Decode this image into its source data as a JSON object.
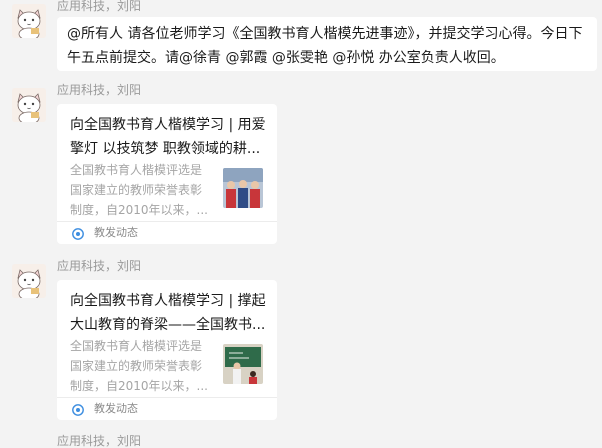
{
  "messages": [
    {
      "sender": "应用科技，刘阳",
      "text_line1": "@所有人 请各位老师学习《全国教书育人楷模先进事迹》，并提交学习心得。今日下",
      "text_line2": "午五点前提交。请@徐青 @郭霞 @张雯艳 @孙悦 办公室负责人收回。"
    },
    {
      "sender": "应用科技，刘阳",
      "card": {
        "title": "向全国教书育人楷模学习 | 用爱擎灯 以技筑梦 职教领域的耕...",
        "description": "全国教书育人楷模评选是国家建立的教师荣誉表彰制度，自2010年以来，...",
        "source": "教发动态"
      }
    },
    {
      "sender": "应用科技，刘阳",
      "card": {
        "title": "向全国教书育人楷模学习 | 撑起大山教育的脊梁——全国教书...",
        "description": "全国教书育人楷模评选是国家建立的教师荣誉表彰制度，自2010年以来，...",
        "source": "教发动态"
      }
    },
    {
      "sender": "应用科技，刘阳"
    }
  ],
  "colors": {
    "background": "#f3f3f3",
    "bubble": "#ffffff",
    "sender_text": "#9a9a9a",
    "source_icon": "#3c8de0"
  }
}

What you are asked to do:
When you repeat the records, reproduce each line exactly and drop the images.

Result of this exercise:
Decode this image into its source data as a JSON object.
{
  "messages": [
    {
      "sender": "应用科技，刘阳",
      "text_line1": "@所有人 请各位老师学习《全国教书育人楷模先进事迹》，并提交学习心得。今日下",
      "text_line2": "午五点前提交。请@徐青 @郭霞 @张雯艳 @孙悦 办公室负责人收回。"
    },
    {
      "sender": "应用科技，刘阳",
      "card": {
        "title": "向全国教书育人楷模学习 | 用爱擎灯 以技筑梦 职教领域的耕...",
        "description": "全国教书育人楷模评选是国家建立的教师荣誉表彰制度，自2010年以来，...",
        "source": "教发动态"
      }
    },
    {
      "sender": "应用科技，刘阳",
      "card": {
        "title": "向全国教书育人楷模学习 | 撑起大山教育的脊梁——全国教书...",
        "description": "全国教书育人楷模评选是国家建立的教师荣誉表彰制度，自2010年以来，...",
        "source": "教发动态"
      }
    },
    {
      "sender": "应用科技，刘阳"
    }
  ],
  "colors": {
    "background": "#f3f3f3",
    "bubble": "#ffffff",
    "sender_text": "#9a9a9a",
    "source_icon": "#3c8de0"
  }
}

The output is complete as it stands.